Much was said about Windows 8 when it arrived in October 2012. Amongst all the hype, fog and shouting it was quite difficult to track down any decent information on whether it actually worked well as a platform for professional, creative work. Microsoft had taken a bold leap in trying to bring together mouse driven and touch driven interfaces, but for most mouse users the touch elements just seemed to get in the way. Thankfully with a click you were back to a familiar desktop and could get on with making your music. The update to Windows 8.1 has removed the need for that click and brought many welcome enhancements to both the mouse and touch environments. Windows 8.1 is now a stable, fast and efficient operating system that’s capable of running pretty much everything just as well as Windows 7 could and sometimes better. Even the traditionally conservative Avid now officially supports Pro Tools 11 on Windows 8 and 8.1.
So Which OS Should You Get?
If you have any doubts or concerns about Windows 8, whether real or imagined, then stick with Windows 7. There’s no real measurable performance difference between the two in terms of plug-in counts or virtual instrument polyphony so you can’t lose either way. But if you did want to take a leap into the future then Windows 8.1 has some key features that might be of interest:
- Firstly make sure it’s version 8.1 – version 8 was a bit clumsy and the 8.1 update improves the whole experience no end.
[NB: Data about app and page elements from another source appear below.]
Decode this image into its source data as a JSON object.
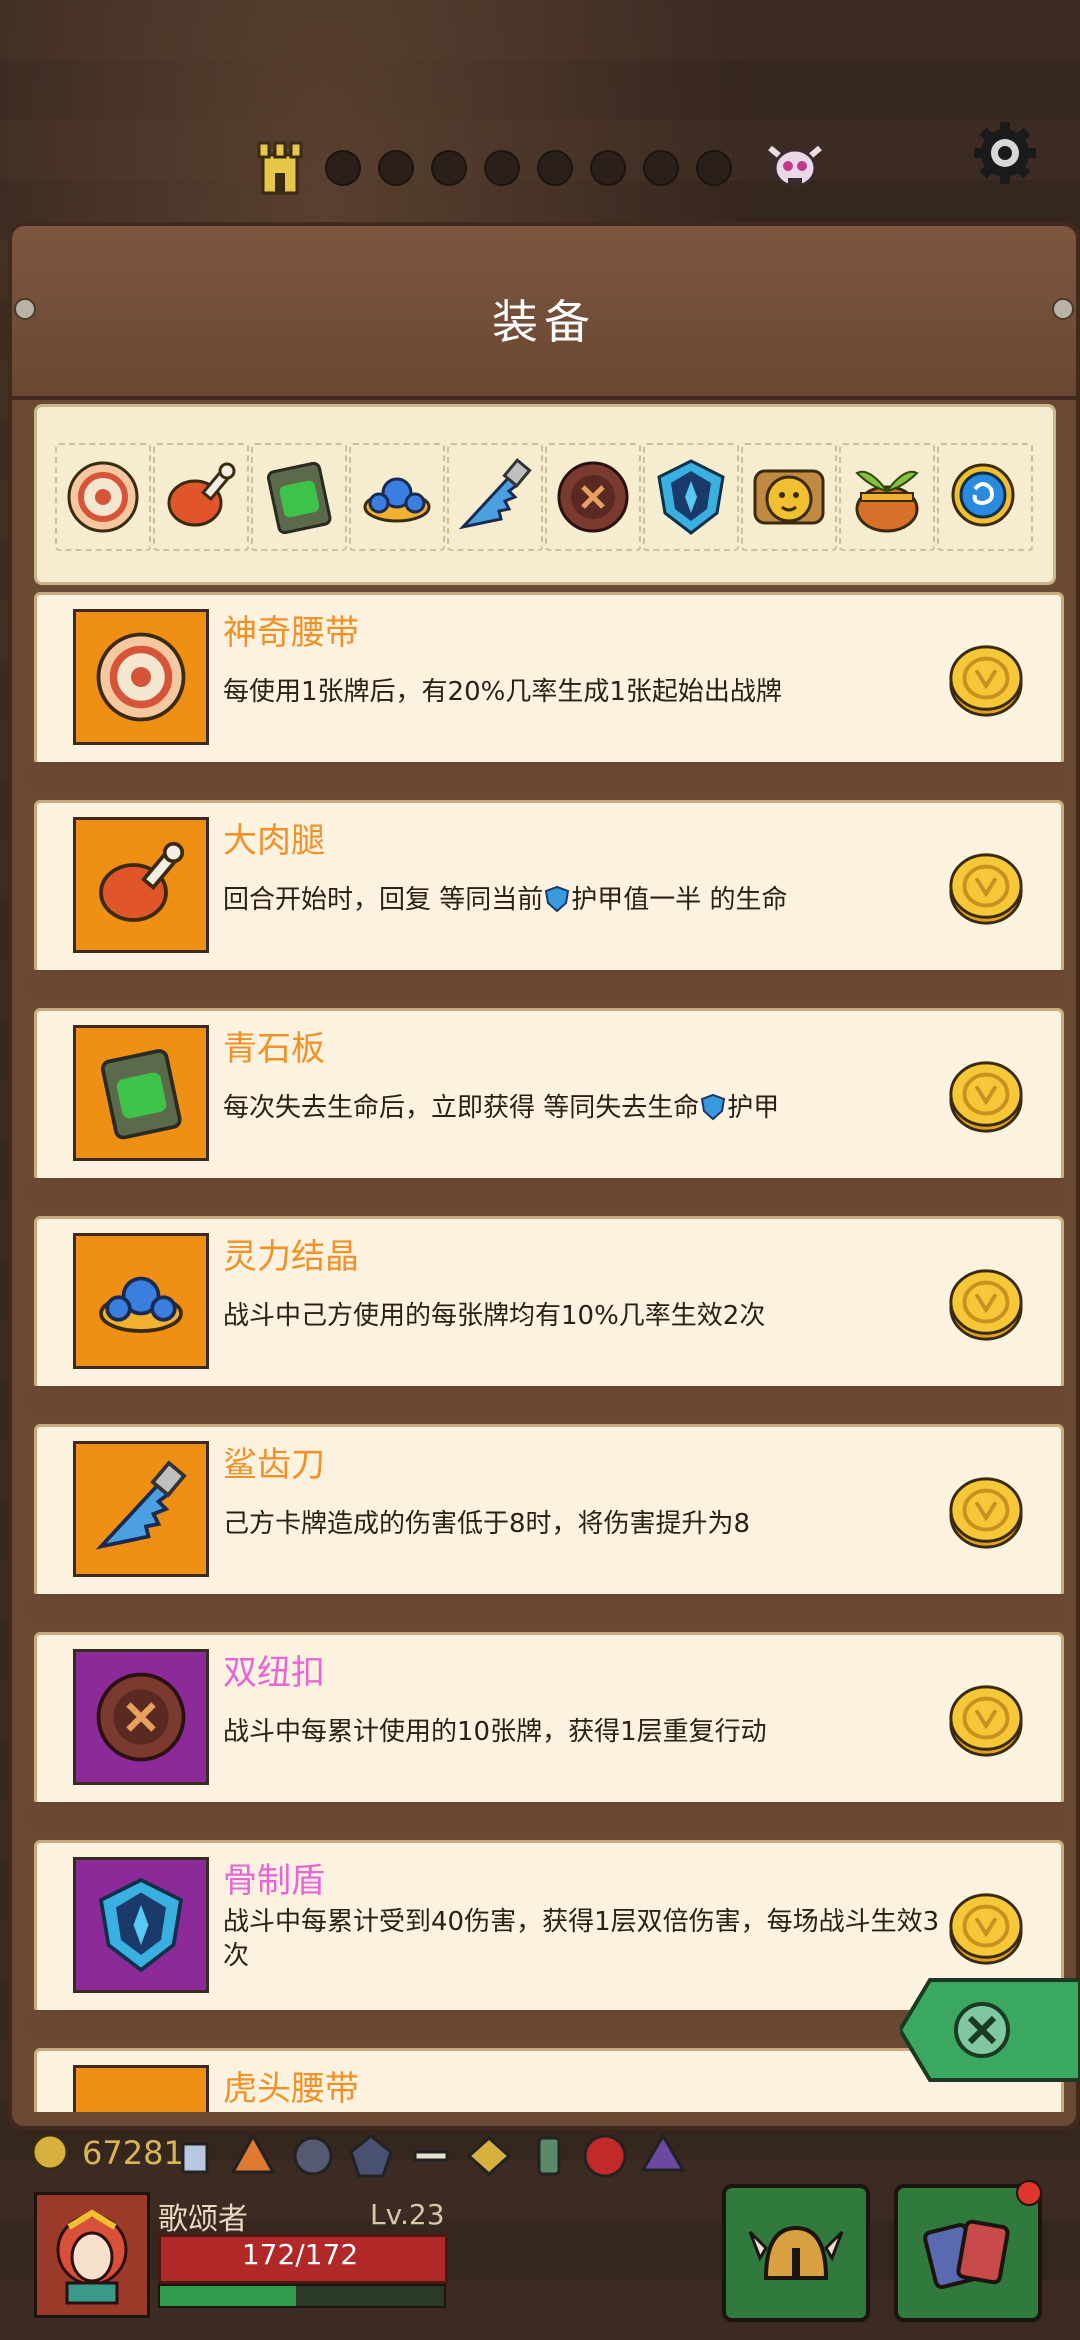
{
  "panel": {
    "title": "装备"
  },
  "strip_icons": [
    "belt-icon",
    "meat-leg-icon",
    "green-stone-icon",
    "crystal-icon",
    "shark-blade-icon",
    "button-icon",
    "bone-shield-icon",
    "tiger-belt-icon",
    "pot-icon",
    "orb-icon"
  ],
  "items": [
    {
      "name": "神奇腰带",
      "desc": "每使用1张牌后，有20%几率生成1张起始出战牌",
      "rarity_color": "#f0912a",
      "bg": "#ef8f14",
      "icon": "belt-icon"
    },
    {
      "name": "大肉腿",
      "desc_parts": [
        "回合开始时，回复 等同当前",
        "护甲值一半 的生命"
      ],
      "rarity_color": "#f0912a",
      "bg": "#ef8f14",
      "icon": "meat-leg-icon"
    },
    {
      "name": "青石板",
      "desc_parts": [
        "每次失去生命后，立即获得 等同失去生命",
        "护甲"
      ],
      "rarity_color": "#f0912a",
      "bg": "#ef8f14",
      "icon": "green-stone-icon"
    },
    {
      "name": "灵力结晶",
      "desc": "战斗中己方使用的每张牌均有10%几率生效2次",
      "rarity_color": "#f0912a",
      "bg": "#ef8f14",
      "icon": "crystal-icon"
    },
    {
      "name": "鲨齿刀",
      "desc": "己方卡牌造成的伤害低于8时，将伤害提升为8",
      "rarity_color": "#f0912a",
      "bg": "#ef8f14",
      "icon": "shark-blade-icon"
    },
    {
      "name": "双纽扣",
      "desc": "战斗中每累计使用的10张牌，获得1层重复行动",
      "rarity_color": "#e865d6",
      "bg": "#8c2a9a",
      "icon": "button-icon"
    },
    {
      "name": "骨制盾",
      "desc": "战斗中每累计受到40伤害，获得1层双倍伤害，每场战斗生效3次",
      "rarity_color": "#e865d6",
      "bg": "#8c2a9a",
      "icon": "bone-shield-icon"
    },
    {
      "name": "虎头腰带",
      "desc": "",
      "rarity_color": "#f0912a",
      "bg": "#ef8f14",
      "icon": "tiger-belt-icon"
    }
  ],
  "player": {
    "gold": "67281",
    "name": "歌颂者",
    "level": "Lv.23",
    "hp": "172/172",
    "xp_fraction": 0.48
  },
  "colors": {
    "orange_rarity": "#f0912a",
    "purple_rarity": "#e865d6"
  }
}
If you’re still running version 8.0 then you really should get the update.
- The regular or non-pro version supports up to 128GB of physical RAM. Home Premium of Windows 7 only supported up to 16GB. So you don’t need to buy the “Pro version.
- The flatter, solid coloured interface design moves much quicker than the Aero desktop of Windows 7 and Vista. The desktop feels very nippy and clean looking in comparison.
- Better multiple monitor support with each screen showing its own dedicated taskbar.
- File Explorer is completely revamped with easy access to regular tasks, better copy and move tracking, including pausing transfers and better file name collision identification and resolution.
- Redesigned Task Manager giving a more detailed overview of programs and services that are running and resources being used.
- Native support for USB 3.0
- File History automatically creates incremental backups of files stored in Libraries and user-specified folders to a different storage device. Alternative revisions can then be tracked and restored using a “History” function in File Explorer.
- Integrated services and apps such as SkyDrive (now OneDrive) and Skype make for a very smooth workflow.
- Native multi-touch screen support for apps and any compatible desktop programs.
- Angry Birds in the Windows Store – what’s not to like?
64bit or 32bit?
This has become a bit of a no-brainer. The 64bit version of Windows 8.1 can run pretty much any 32bit application without any trouble. Of course there are exceptions so check your software compatibility. It also gives you access to all the RAM you have above the 4GB 32bit limit. You are going to need to have a very specific reason to limit yourself to a 32 bit operating system.
Is just around the corner. From what we understand Microsoft have spent a lot of time listening to the reaction to Windows 8 and are busy working on its successor. There’s even a dedicated creative pro audio team working on the MIDI and audio functionality with a view to making Windows 9 the operating system for creative professionals – that could be very interesting. Windows 9 should arrive around Easter 2015 and is looking very good indeed.